We did accomplish our objective to explore all the marinas in La Paz and decided we will have Marina Palmira as our home base when we return to explore the Sea of Cortez in the spring. La Paz is the 4th largest municipality in Mexico with a population of over 200,000, so there are plenty of services available, especially for cruisers. But it has a very relaxed, small town feel, and we look forward to spending more time here.

Thursday, December 19, 2013

San Jose Del Cabo

Visiting neighbors in San Jose del Cabo - When we started planning our sail to Mexico, our neighbors in Redwood City told us we should visit them since they were building a house near Cabo San Lucas.
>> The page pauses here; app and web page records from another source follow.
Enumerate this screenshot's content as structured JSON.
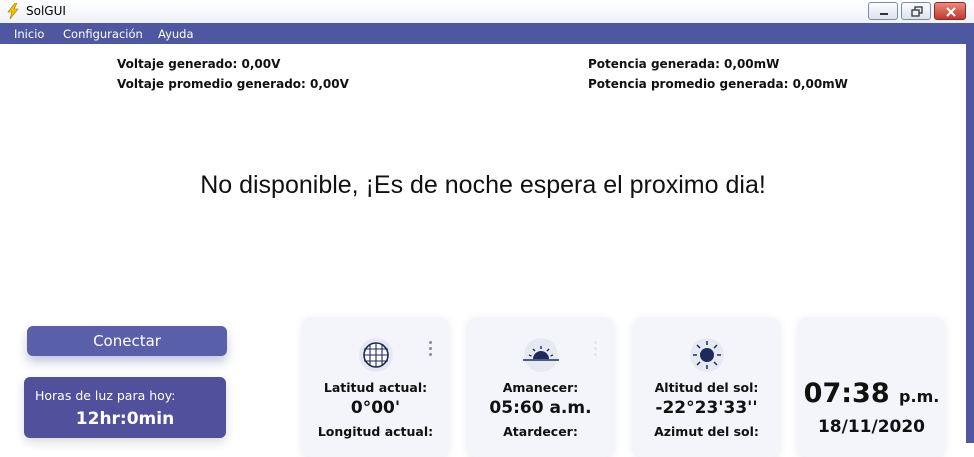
{
  "window": {
    "title": "SolGUI",
    "controls": [
      "minimize",
      "maximize",
      "close"
    ]
  },
  "menu": {
    "items": [
      "Inicio",
      "Configuración",
      "Ayuda"
    ]
  },
  "stats": {
    "voltage": "Voltaje generado: 0,00V",
    "avg_voltage": "Voltaje promedio generado: 0,00V",
    "power": "Potencia generada: 0,00mW",
    "avg_power": "Potencia promedio generada: 0,00mW"
  },
  "message": "No disponible, ¡Es de noche espera el proximo dia!",
  "connect_button": "Conectar",
  "daylight": {
    "label": "Horas de luz para hoy:",
    "value": "12hr:0min"
  },
  "cards": {
    "location": {
      "icon": "globe-icon",
      "lat_label": "Latitud actual:",
      "lat_value": "0°00'",
      "lon_label": "Longitud actual:"
    },
    "sun_times": {
      "icon": "sunrise-icon",
      "sunrise_label": "Amanecer:",
      "sunrise_value": "05:60 a.m.",
      "sunset_label": "Atardecer:"
    },
    "sun_position": {
      "icon": "sun-icon",
      "altitude_label": "Altitud del sol:",
      "altitude_value": "-22°23'33''",
      "azimuth_label": "Azimut del sol:"
    },
    "clock": {
      "time": "07:38",
      "ampm": "p.m.",
      "date": "18/11/2020"
    }
  },
  "colors": {
    "menubar": "#4e58a0",
    "connect_button": "#5a5fa9",
    "daylight_card": "#50509c",
    "card_bg": "#f4f5fa"
  }
}
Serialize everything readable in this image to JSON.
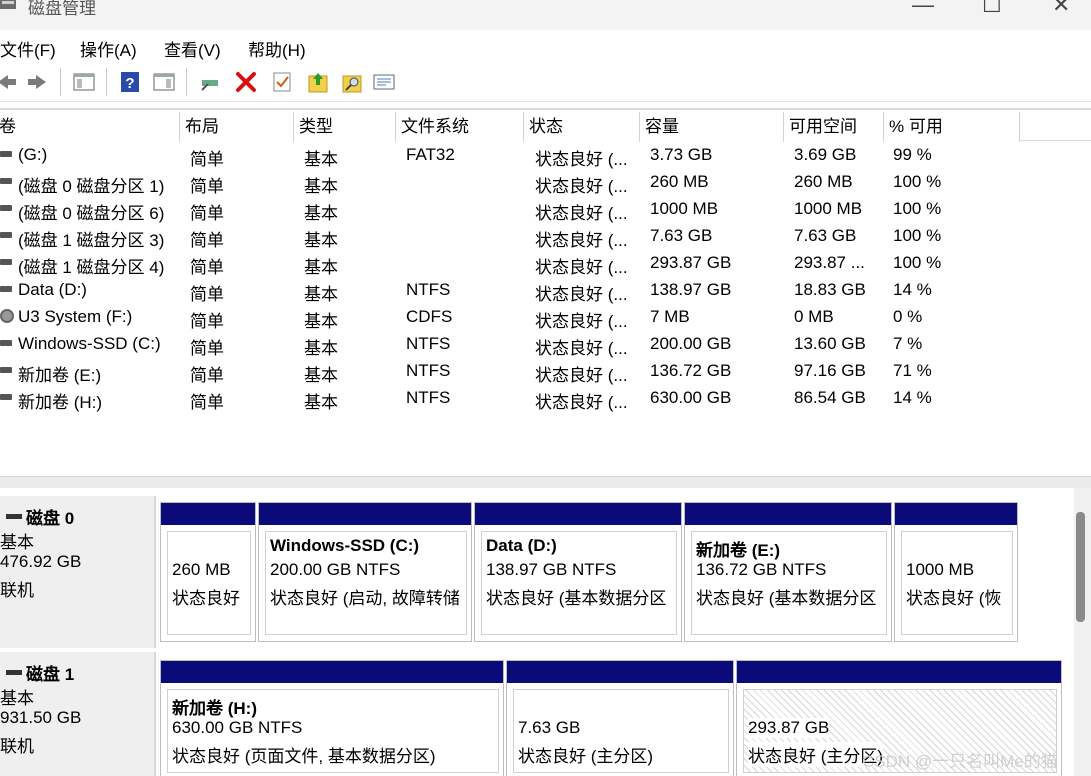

So our first stop after Cabo was in San Jose del Cabo, just 20 miles up the coast.  As you can see in the marina photo below, it's a beautiful spot.

Puerto Los Cabos

Onagh & Bill were welcoming and generous hosts, not only to us, but to some of the other Ha-Ha cruisers. Onagh spends her time working at a two foundations that support children in the local community.

Katie, Bill & Onagh

They call their home Casa Kokomo. I asked why and they said when they were first married they enjoyed the Beach Boys song and hoped one day to have their own Kokomo … "We'll get there fast and then we'll take it slow, that's where we wanna go, way down in Kokomo."

Relaxing at Casa Kokomo

Bill took us on a ride up the coast to Punta Gorda to see the sights. He really enjoys driving "Wild Willy" - his dune buggy, on the sand as fast as it will go. We only got stuck in the soft sand once.

Wild ride to Punta Gorda

There were a few houses on the beach, but it was mostly deserted and beautiful as we rode up the coast.

Crowded beach

The cape and the east coast of Baja are known for excellent sport fishing, so Bill and I went out for a day to try our luck.  Here Bill is bringing in a large dorado that Kathryn and I enjoyed for 3 dinners onboard.

Bill reeling in a dorado

I've been fishing since I was 5 years old with my grandfather and my dad. In recent years it has been using ultralight tackle for trout on backpacking trips. Catch fish or not, its always fun just being out there. So I was shocked to see a marlin doing a series of leaps behind our boat. Bill said, "you're up" and wow, what an amazing experience!  I never thought I would catch a billfish and this striped marlin was pretty big, especially for a first-timer.  It was quite an exciting day for me. Unfortunately, we weren't able to revive and release it, but the skipper and mate were able to feed their families quite a few meals.

Robin's striped marlin on No Big Deal